● **TASK GOAL**: Return every line of the entries that includes the word "title".
#### EXERCISE DATA
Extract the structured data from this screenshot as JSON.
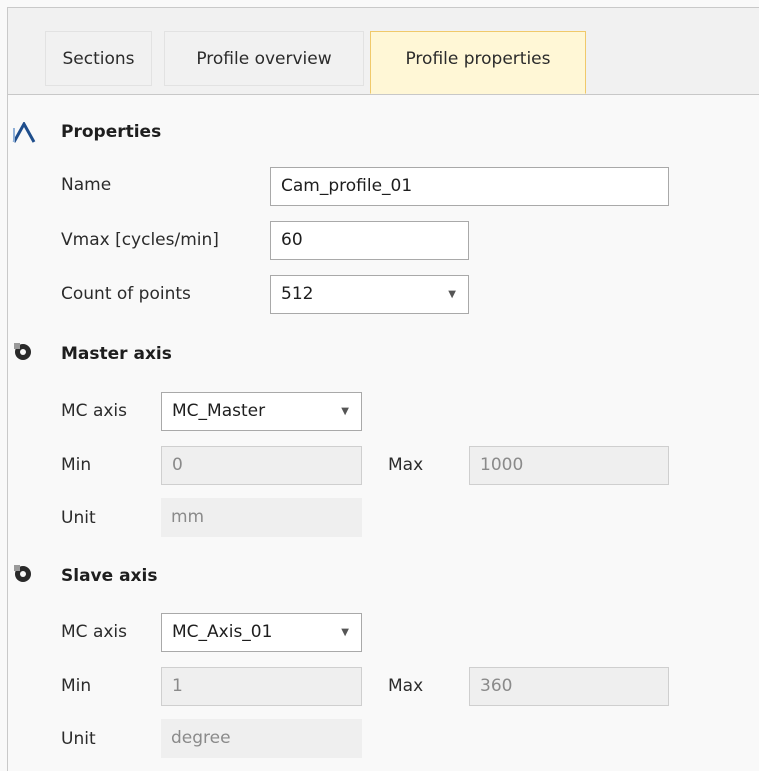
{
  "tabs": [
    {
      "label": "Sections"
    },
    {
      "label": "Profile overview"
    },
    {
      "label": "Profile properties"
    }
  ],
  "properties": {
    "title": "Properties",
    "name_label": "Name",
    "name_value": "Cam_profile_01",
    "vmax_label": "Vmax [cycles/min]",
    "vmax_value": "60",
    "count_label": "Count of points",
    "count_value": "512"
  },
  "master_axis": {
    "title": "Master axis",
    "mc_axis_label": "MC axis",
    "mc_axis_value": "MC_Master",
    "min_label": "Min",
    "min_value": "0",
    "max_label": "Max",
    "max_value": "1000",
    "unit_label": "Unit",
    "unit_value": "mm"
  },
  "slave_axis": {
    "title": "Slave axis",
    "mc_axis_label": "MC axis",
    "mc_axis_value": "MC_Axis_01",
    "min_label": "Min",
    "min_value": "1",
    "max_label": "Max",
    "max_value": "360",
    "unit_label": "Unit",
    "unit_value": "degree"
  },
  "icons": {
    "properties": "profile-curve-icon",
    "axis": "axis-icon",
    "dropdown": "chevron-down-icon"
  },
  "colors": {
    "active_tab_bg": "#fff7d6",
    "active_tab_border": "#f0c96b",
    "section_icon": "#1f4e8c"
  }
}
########
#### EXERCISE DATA
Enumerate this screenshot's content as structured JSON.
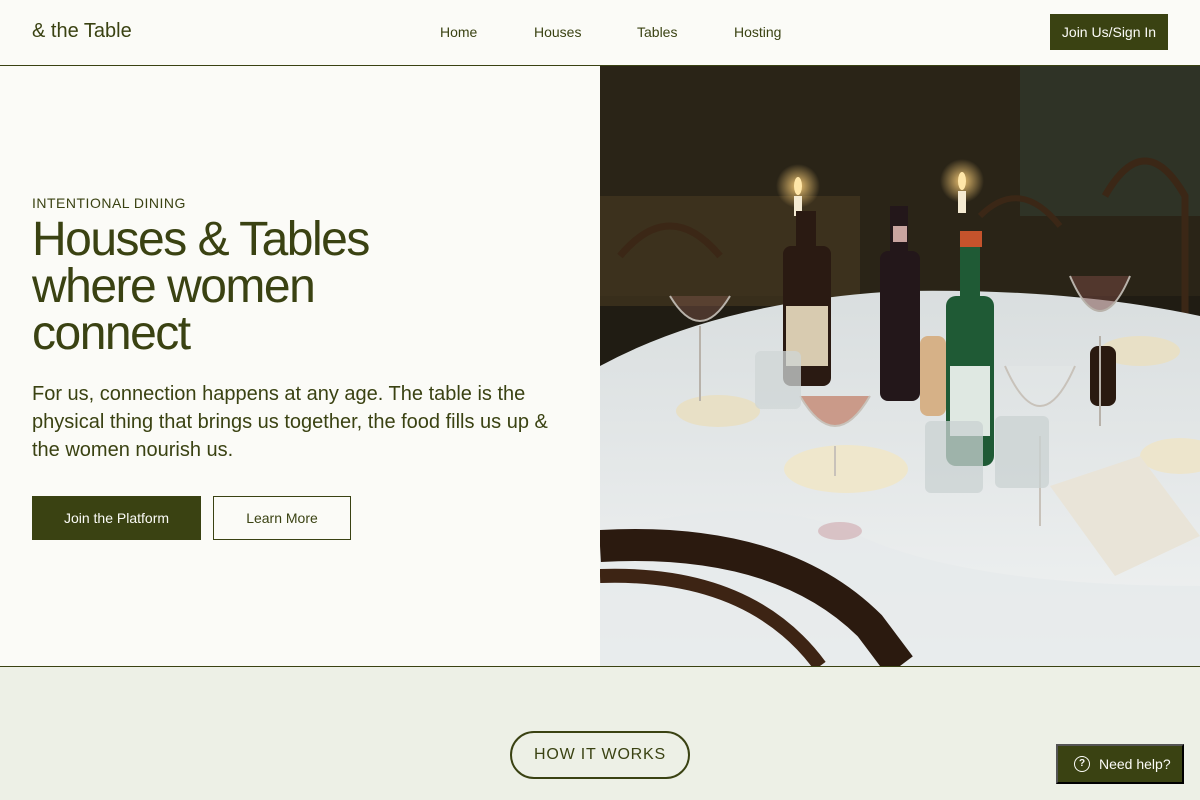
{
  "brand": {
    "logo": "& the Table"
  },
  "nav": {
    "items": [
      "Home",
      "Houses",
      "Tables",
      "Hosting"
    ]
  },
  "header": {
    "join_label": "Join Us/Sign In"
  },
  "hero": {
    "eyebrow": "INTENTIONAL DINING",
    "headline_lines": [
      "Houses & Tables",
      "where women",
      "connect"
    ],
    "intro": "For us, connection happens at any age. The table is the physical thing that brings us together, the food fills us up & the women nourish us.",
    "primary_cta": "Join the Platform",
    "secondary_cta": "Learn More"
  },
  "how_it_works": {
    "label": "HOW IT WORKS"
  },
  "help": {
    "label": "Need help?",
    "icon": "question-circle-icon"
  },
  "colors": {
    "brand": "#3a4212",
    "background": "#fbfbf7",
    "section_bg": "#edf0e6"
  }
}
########
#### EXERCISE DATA
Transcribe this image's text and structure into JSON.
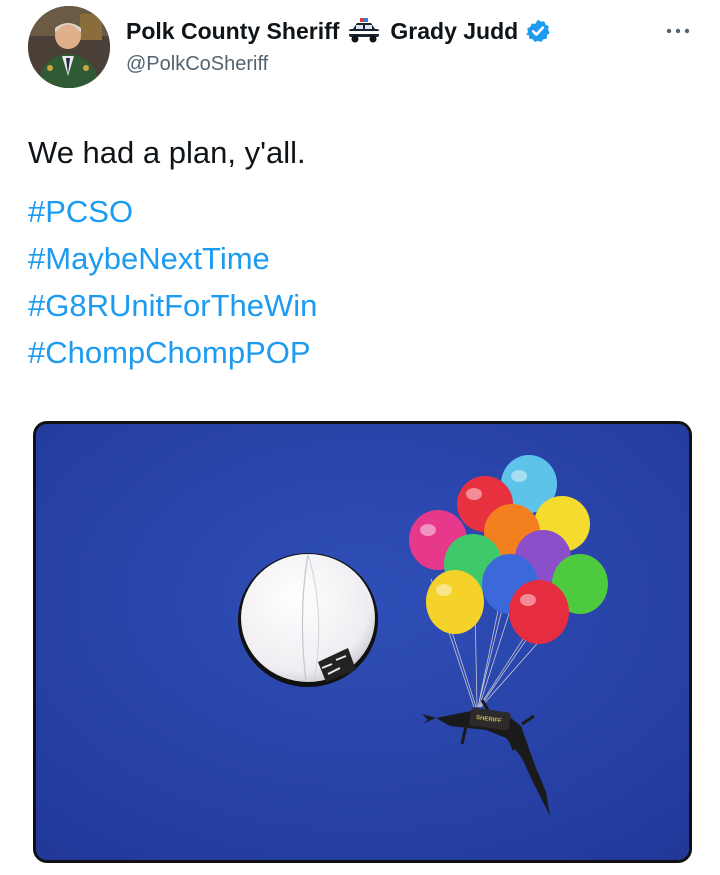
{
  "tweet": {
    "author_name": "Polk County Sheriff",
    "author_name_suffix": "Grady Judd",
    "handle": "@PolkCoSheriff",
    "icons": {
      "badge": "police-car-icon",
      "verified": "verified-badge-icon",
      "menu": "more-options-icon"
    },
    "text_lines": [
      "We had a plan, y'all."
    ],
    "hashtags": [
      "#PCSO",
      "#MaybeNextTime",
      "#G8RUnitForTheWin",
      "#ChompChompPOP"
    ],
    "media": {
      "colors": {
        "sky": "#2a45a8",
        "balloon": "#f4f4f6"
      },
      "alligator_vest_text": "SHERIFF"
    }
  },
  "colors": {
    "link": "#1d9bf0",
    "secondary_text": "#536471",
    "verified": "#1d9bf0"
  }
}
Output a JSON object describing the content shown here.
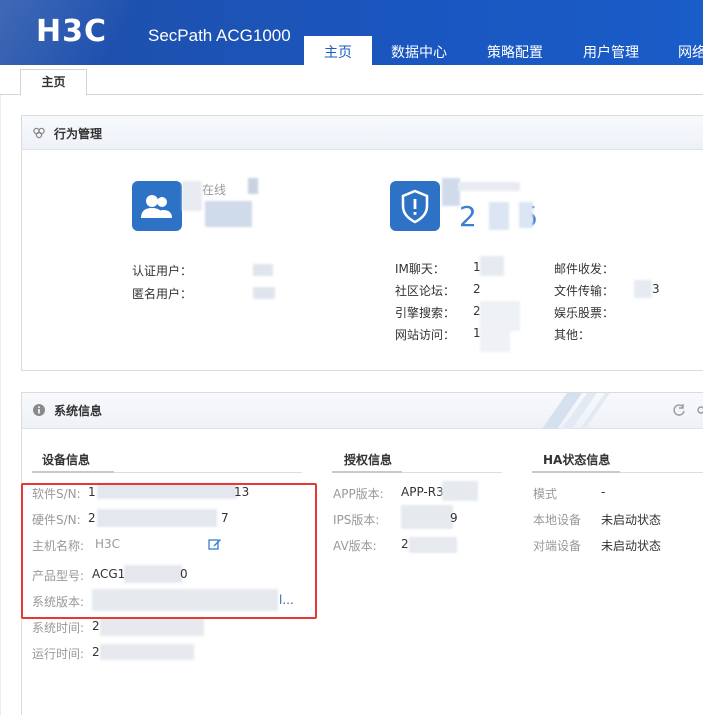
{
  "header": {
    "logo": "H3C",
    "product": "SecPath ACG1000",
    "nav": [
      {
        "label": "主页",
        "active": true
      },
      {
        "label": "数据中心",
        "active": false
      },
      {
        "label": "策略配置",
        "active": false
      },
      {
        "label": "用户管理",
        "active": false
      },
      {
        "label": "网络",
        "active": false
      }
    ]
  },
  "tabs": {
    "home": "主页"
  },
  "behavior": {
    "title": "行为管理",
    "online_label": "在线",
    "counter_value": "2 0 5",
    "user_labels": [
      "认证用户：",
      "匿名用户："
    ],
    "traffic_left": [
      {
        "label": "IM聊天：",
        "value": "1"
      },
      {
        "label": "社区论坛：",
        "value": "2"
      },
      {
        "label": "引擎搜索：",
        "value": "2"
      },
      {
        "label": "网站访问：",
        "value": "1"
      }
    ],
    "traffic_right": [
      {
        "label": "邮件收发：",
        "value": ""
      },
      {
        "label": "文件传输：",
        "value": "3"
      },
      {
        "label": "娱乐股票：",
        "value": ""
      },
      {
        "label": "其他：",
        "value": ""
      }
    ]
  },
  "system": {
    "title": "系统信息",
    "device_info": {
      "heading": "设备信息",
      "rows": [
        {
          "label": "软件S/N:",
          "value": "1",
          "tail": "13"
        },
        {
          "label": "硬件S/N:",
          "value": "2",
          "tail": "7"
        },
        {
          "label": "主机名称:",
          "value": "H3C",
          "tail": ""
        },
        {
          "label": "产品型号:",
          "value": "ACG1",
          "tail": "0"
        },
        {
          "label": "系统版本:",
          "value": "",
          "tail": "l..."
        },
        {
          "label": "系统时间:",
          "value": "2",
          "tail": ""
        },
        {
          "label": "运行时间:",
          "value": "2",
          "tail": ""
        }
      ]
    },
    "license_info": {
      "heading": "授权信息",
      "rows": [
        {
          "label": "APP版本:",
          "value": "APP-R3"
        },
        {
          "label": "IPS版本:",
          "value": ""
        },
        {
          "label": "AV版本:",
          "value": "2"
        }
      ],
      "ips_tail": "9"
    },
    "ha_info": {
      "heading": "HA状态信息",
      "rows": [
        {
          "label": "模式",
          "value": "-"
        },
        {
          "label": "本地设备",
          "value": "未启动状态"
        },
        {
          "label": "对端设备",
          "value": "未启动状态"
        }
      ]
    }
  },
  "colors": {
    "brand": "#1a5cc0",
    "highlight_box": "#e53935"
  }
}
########
● **EXERCISE SOLUTION**:
    "title": "Properties",
    "title": "Master axis",
    "title": "Slave axis",
    "title": "行为管理",
    "title": "系统信息",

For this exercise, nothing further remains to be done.